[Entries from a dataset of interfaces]
== Segment start ==

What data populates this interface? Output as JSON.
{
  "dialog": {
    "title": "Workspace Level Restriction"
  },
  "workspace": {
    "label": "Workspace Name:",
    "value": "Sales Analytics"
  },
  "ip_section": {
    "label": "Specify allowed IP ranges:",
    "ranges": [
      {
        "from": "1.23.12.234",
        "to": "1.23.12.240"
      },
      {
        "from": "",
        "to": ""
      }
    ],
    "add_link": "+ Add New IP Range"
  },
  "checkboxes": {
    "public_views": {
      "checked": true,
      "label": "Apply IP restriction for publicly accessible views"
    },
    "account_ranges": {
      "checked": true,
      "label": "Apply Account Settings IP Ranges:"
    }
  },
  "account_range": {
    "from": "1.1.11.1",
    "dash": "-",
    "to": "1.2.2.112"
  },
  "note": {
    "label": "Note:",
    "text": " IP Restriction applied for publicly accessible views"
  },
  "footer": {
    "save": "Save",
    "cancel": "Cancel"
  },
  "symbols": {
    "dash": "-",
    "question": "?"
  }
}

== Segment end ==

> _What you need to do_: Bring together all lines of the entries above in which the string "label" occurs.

> _Task answer_:
    "label": "Workspace Name:",
    "label": "Specify allowed IP ranges:",
      "label": "Apply IP restriction for publicly accessible views"
      "label": "Apply Account Settings IP Ranges:"
    "label": "Note:",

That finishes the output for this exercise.